High-performance computing (HPC) involves thousands of processors working in parallel to analyse billions of pieces of data in real time. HPC allows to design and new drugs and simulate their effects, and provide faster diagnosis, better treatments and personalised health care. It can make our communications and online financial transactions more secure and can help clean-energy production, by making for example, wind farm operations based on accurate weather forecasts.
At the moment, EU industry provides about 5% of HPC resources worldwide, but consumes one third of them. In April 2016 in the European Cloud Initiative - part of the EU's strategy to digitise European industry - the Commission urged Member States to step up cooperation in HPC to boost Europe's scientific capabilities and industrial competitiveness. It also committed to develop a high-performance computing ecosystem based on European technology, including low power chips. The goal is to have exascale supercomputers based on European technology in the global top 3 by 2022.

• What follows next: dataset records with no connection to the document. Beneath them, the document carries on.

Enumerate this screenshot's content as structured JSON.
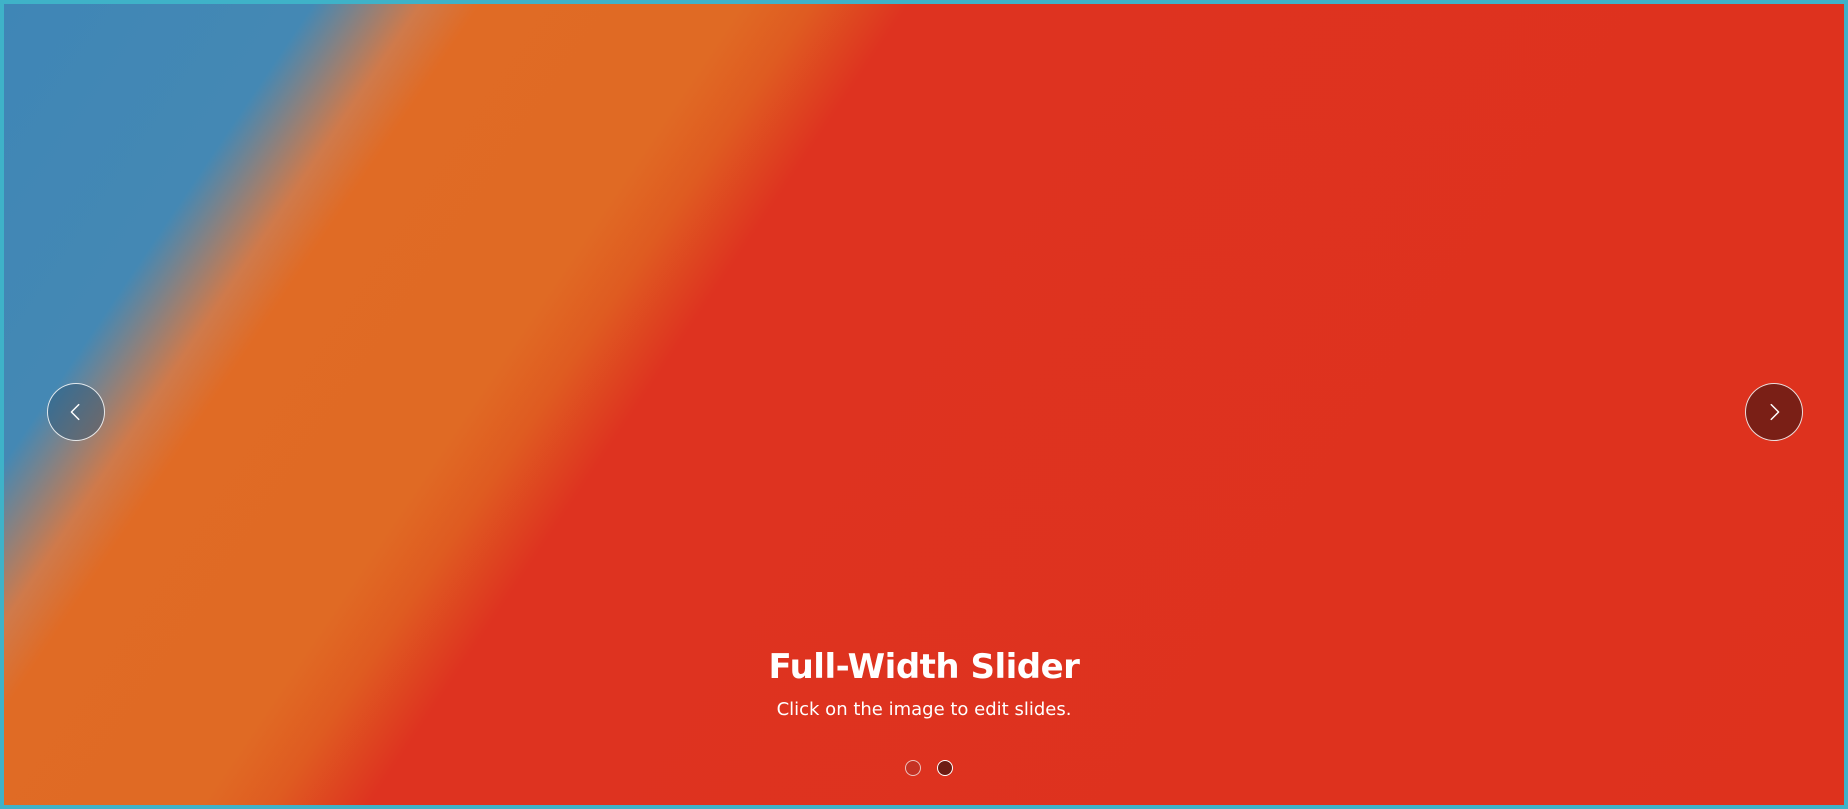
{
  "slider": {
    "title": "Full-Width Slider",
    "subtitle": "Click on the image to edit slides.",
    "slide_count": 2,
    "active_slide": 2,
    "prev_icon": "chevron-left-icon",
    "next_icon": "chevron-right-icon"
  },
  "colors": {
    "frame_border": "#3fb2c8",
    "slide_blue": "#4188b4",
    "slide_orange": "#e06a24",
    "slide_red": "#de321d"
  }
}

World-class infrastructure will also support the European Open Science Cloud, which will offer Europe's 1.7 million researchers and 70 million science and technology professionals a virtual environment to store, share and re-use their data across disciplines and borders. Focusing initially on the scientific community, the user base of the cloud will over time be enlarged to the public and to businesses.

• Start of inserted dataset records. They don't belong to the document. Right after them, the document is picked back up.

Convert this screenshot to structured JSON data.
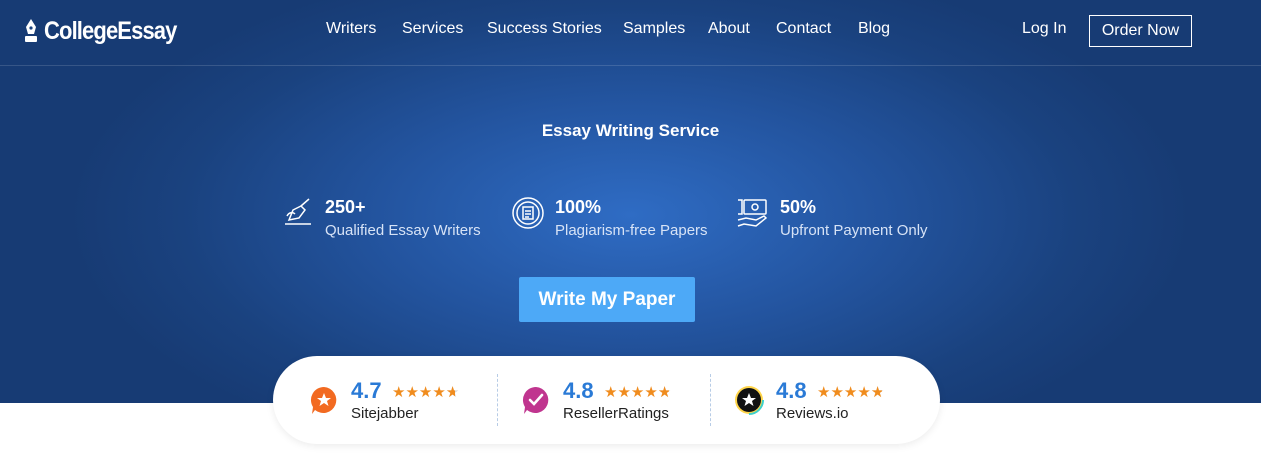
{
  "header": {
    "logo_text": "CollegeEssay",
    "nav": [
      "Writers",
      "Services",
      "Success Stories",
      "Samples",
      "About",
      "Contact",
      "Blog"
    ],
    "login_label": "Log In",
    "order_label": "Order Now"
  },
  "hero": {
    "title": "Essay Writing Service",
    "stats": [
      {
        "icon": "writing-hand-icon",
        "value": "250+",
        "label": "Qualified Essay Writers"
      },
      {
        "icon": "certified-document-icon",
        "value": "100%",
        "label": "Plagiarism-free Papers"
      },
      {
        "icon": "hand-money-icon",
        "value": "50%",
        "label": "Upfront Payment Only"
      }
    ],
    "cta_label": "Write My Paper"
  },
  "ratings": [
    {
      "score": "4.7",
      "stars": 4.7,
      "name": "Sitejabber",
      "icon": "sitejabber-icon",
      "color": "#f26a21"
    },
    {
      "score": "4.8",
      "stars": 4.8,
      "name": "ResellerRatings",
      "icon": "resellerratings-icon",
      "color": "#c0358f"
    },
    {
      "score": "4.8",
      "stars": 4.8,
      "name": "Reviews.io",
      "icon": "reviews-io-icon",
      "color": "#111111"
    }
  ],
  "colors": {
    "hero_bg": "#23549f",
    "cta_bg": "#4da9f7",
    "score_text": "#2a7ad6",
    "stars": "#f08c1e"
  }
}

The EU Member States signing the EuroHPC declaration agree to work towards the establishment of a multi-government cooperation framework for acquiring and deploying an integrated supercomputing infrastructure of the next generation. Other Member States are encouraged to join in the future to work together and with the European Commission in this initiative.
The challenge ahead is for Member States in coordination with the European Commission to prepare an implementation roadmap to deploy the European exascale supercomputing infrastructure. This roadmap should address aspects involved in the HPC supply chain from operational requirements to the development of high-quality competitive European technology. It will also tackle the pooling of public and private resources for acquiring and operating the infrastructure. The target is to have by 2020 at least two pre-exascale computers and reach full exascale performance by 2023. The objective is also to define test-beds for HPC and big data applications that make use of these supercomputers for scientific, public administration and industrial purposes.
HPC is developing to cope with the constant increase in data volumes and flows. A recent report projects that annual global IP traffic will reach 2.3 zettabytes by 2020 - or 504 billion DVDs per year. For example EU's Copernicus programme produces vast amounts of rich Earth observation data used both in science and in environmental monitoring and agricultural planning. HPC is essential to make use of that data to improve the reliability of weather predictions and extreme events such as tropical cyclones.
HPC has also a pivotal role in supporting the digital industrial revolution, which is deeply transforming traditional industries, how engineers collaborate and explore new design and technical solutions. For example, in the automotive and aerospace industries, Computer Aided Engineering and design of new aircrafts and cars is carried out through large scale simulation instead of or in addition to physical testing. HPC has enabled European automakers to increase productivity by reducing the time for the development of new vehicle platforms from an average 60 months to 24 months while greatly improving safety - so reducing fatalities, environmental friendliness, and passenger comfort. HPC plays a key role in reducing the environmental impact of planes. The design of the Airbus A380 has used aerodynamics simulation and HPC to carry twice as many passengers for the same noise level, using less than 3 litres of fuel per person per 100 km and less than 75g of CO2 per person per km. With access to HPC, small and medium enterprises have also the possibility to reduce development costs in specialised areas, including through modelling and simulation.
The European Commission is investing 700 million euro from the Horizon 2020 research and innovation programme in a Public Private Partnership (PPP) on high-performance computing to research and develop technologies and applications for the next generation of supercomputers. It is expected that the PPP will leverage a similar amount of resources in the private side. The European Commission also invests in PRACE - Partnership for Advanced Computing in Europe - to enable high impact scientific discovery and engineering research and development across all disciplines enhancing European competitiveness for the benefit of society.